Violinist Nicola Benedetti, an artist whose residency was delayed by the pandemic, returns with two contemporary concertos. "There will be 'fresh ink' with James MacMillan's brand-new concerto, and she plays Wynton Marsalis' concerto, which she has taken around the world.
Indeed, a quarter of the works on the season are by living composers. "There is a curiosity in our audience for new works," says Erik. "Stéphane says he believes that our art form lies in the development of beautiful repertoire, and this season proves it."
And there will be a very special part of the repertoire to revisit: Hector Berloiz's The Damnation of Faust, the last piece the SLSO rehearsed before the pandemic took hold. There was a groundswell of support to reschedule its performance. "It was an incredible experience for everyone. The cast was perfect. This piece is core to who Stéphane is." It was decided: whoever the stars aligned, it would happen again.
"And so," says Erik, smiling, "we are closing the season that way. The 2022/2023 season is about the world opening again, we wanted to end with this project—the last thing we did before the world changed"
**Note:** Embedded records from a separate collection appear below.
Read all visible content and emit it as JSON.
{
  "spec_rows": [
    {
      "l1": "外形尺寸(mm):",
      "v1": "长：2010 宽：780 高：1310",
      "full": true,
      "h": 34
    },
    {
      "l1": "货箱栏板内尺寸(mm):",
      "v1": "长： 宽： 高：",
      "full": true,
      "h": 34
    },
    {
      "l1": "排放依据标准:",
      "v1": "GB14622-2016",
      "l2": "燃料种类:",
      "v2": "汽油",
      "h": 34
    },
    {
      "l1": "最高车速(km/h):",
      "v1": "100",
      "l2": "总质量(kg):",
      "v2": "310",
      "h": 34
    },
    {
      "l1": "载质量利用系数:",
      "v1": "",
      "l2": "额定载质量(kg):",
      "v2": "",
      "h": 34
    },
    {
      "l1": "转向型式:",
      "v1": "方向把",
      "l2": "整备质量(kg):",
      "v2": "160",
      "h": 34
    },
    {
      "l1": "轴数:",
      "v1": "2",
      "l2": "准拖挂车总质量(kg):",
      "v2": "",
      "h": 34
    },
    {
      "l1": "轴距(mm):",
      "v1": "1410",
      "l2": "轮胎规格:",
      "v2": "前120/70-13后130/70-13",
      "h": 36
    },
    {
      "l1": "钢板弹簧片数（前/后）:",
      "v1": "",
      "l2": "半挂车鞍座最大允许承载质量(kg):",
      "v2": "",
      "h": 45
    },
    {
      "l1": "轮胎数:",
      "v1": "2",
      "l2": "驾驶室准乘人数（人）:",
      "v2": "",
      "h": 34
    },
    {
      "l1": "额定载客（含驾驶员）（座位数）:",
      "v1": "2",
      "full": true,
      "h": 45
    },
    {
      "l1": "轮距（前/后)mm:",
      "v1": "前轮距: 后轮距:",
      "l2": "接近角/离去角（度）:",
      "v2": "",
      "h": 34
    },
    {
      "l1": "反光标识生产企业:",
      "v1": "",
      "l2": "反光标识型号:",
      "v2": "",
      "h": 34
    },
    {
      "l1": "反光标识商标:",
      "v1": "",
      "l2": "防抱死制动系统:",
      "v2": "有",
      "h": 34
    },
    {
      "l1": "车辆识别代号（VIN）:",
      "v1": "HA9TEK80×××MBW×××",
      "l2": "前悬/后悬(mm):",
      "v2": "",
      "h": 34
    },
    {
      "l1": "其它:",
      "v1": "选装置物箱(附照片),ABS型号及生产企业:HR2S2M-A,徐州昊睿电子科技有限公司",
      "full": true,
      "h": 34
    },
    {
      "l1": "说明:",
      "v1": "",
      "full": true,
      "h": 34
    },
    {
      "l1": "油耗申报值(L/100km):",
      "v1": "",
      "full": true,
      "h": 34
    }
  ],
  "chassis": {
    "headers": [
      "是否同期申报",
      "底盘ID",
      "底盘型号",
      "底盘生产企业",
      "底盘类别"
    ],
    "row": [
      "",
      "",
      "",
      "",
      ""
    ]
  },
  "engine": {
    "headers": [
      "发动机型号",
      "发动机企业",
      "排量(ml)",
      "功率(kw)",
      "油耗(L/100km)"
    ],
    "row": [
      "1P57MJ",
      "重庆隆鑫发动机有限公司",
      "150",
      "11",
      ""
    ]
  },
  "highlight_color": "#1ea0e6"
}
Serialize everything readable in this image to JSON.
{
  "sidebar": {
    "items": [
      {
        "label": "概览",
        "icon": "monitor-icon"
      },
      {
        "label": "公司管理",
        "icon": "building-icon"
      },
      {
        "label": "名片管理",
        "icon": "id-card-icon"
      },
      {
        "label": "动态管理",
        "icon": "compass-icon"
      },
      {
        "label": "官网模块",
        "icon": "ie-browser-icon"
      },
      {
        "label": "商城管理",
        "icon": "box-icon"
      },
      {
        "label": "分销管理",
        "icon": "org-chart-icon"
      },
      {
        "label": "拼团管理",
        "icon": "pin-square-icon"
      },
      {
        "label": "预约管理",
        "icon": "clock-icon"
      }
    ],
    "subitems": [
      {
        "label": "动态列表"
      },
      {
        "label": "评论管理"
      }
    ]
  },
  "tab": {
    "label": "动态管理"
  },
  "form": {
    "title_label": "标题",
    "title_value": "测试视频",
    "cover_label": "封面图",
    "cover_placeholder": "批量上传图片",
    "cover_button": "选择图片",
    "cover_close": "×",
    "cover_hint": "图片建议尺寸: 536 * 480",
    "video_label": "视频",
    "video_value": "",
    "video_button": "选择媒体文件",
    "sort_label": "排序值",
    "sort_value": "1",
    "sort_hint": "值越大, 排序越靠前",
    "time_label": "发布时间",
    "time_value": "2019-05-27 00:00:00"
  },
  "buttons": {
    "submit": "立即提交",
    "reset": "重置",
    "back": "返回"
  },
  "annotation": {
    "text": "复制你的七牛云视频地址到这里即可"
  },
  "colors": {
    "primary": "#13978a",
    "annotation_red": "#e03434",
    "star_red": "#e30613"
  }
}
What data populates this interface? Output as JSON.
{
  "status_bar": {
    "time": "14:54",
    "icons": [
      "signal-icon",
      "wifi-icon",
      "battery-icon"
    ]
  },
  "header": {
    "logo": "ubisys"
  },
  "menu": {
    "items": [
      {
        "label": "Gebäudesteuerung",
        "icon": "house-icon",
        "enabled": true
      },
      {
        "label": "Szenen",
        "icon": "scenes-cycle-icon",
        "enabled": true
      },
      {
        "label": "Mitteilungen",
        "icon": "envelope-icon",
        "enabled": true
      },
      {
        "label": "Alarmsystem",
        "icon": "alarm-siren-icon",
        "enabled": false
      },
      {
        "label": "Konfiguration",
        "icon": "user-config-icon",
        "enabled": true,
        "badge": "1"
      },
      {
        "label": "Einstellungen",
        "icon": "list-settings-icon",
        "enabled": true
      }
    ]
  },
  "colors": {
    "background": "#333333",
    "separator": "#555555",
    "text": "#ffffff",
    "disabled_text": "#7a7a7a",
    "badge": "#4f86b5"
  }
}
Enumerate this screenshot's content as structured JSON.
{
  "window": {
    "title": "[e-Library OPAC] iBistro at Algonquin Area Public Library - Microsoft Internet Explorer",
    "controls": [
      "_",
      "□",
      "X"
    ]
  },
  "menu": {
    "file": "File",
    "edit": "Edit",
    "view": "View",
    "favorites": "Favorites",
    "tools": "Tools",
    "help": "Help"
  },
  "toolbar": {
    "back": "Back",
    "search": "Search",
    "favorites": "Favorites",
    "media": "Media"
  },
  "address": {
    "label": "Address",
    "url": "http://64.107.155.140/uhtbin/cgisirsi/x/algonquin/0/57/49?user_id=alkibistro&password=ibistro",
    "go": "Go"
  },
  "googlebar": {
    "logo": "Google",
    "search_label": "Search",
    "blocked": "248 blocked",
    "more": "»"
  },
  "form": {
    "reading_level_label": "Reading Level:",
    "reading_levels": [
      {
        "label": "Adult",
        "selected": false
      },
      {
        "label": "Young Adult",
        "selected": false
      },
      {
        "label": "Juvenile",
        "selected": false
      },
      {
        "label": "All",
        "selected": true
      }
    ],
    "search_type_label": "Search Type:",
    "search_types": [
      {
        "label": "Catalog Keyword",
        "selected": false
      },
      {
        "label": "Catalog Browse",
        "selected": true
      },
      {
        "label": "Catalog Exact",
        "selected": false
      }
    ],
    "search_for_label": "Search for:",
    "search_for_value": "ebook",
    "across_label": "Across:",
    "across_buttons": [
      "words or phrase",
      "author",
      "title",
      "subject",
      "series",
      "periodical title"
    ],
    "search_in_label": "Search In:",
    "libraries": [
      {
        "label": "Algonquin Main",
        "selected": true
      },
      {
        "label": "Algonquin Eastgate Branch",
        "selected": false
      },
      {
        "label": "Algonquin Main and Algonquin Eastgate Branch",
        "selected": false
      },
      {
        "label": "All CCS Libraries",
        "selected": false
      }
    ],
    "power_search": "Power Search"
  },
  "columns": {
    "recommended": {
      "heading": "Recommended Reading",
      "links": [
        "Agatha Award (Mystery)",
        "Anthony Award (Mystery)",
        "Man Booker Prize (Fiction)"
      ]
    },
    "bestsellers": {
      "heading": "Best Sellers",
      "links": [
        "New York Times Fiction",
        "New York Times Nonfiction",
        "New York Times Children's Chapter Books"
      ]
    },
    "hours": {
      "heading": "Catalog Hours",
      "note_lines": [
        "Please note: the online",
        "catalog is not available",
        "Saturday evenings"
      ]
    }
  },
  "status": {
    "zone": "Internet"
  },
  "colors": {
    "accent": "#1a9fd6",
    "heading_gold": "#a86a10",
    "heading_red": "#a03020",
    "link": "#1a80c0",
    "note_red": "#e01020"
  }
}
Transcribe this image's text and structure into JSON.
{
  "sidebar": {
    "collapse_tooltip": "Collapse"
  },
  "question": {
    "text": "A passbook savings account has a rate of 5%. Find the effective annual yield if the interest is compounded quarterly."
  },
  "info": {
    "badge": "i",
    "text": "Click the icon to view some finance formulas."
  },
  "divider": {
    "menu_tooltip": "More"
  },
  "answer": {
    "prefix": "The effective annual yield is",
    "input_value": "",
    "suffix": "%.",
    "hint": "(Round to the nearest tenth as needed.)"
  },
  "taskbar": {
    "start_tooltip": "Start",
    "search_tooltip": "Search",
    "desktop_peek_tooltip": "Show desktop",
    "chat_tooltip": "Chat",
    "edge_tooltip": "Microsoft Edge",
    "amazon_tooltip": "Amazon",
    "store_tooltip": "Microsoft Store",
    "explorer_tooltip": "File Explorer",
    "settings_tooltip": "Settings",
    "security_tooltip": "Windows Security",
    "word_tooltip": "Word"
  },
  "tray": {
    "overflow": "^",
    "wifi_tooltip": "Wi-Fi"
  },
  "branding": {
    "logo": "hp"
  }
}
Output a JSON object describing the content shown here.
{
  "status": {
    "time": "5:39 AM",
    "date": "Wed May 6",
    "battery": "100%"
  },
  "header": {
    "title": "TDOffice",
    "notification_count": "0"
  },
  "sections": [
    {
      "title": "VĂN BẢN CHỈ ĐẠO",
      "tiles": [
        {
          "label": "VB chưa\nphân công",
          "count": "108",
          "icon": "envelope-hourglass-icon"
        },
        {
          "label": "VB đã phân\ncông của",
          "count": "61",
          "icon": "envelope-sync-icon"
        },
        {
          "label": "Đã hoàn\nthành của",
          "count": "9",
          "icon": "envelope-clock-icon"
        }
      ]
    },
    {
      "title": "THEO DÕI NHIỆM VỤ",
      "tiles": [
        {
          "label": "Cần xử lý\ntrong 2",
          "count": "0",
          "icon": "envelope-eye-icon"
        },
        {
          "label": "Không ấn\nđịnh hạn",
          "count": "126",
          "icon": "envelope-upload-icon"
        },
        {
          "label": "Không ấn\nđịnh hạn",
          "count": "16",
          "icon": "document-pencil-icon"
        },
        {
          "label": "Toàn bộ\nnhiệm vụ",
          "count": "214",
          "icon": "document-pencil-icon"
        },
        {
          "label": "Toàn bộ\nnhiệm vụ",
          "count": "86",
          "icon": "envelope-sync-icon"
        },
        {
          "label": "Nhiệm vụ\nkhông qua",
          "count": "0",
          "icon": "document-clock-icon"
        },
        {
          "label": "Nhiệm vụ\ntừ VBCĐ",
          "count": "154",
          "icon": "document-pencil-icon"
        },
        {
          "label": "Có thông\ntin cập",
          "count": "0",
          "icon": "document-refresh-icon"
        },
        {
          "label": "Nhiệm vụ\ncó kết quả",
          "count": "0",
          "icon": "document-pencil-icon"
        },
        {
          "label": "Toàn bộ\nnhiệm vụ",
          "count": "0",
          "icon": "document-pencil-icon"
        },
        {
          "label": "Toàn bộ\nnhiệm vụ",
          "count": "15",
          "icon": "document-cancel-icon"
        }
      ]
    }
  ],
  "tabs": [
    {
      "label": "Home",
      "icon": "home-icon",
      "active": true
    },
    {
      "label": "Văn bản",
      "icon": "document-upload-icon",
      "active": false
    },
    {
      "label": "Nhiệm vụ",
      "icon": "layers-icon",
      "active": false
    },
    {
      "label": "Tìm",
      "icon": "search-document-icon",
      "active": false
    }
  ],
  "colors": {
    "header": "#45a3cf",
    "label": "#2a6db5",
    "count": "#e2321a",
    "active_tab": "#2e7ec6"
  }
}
Tim Munro is the SLSO's Creative Partner. A writer, broadcaster, and Grammy-winning flutist, he lives in Chicago with his wife, son, and badly behaved orange cat.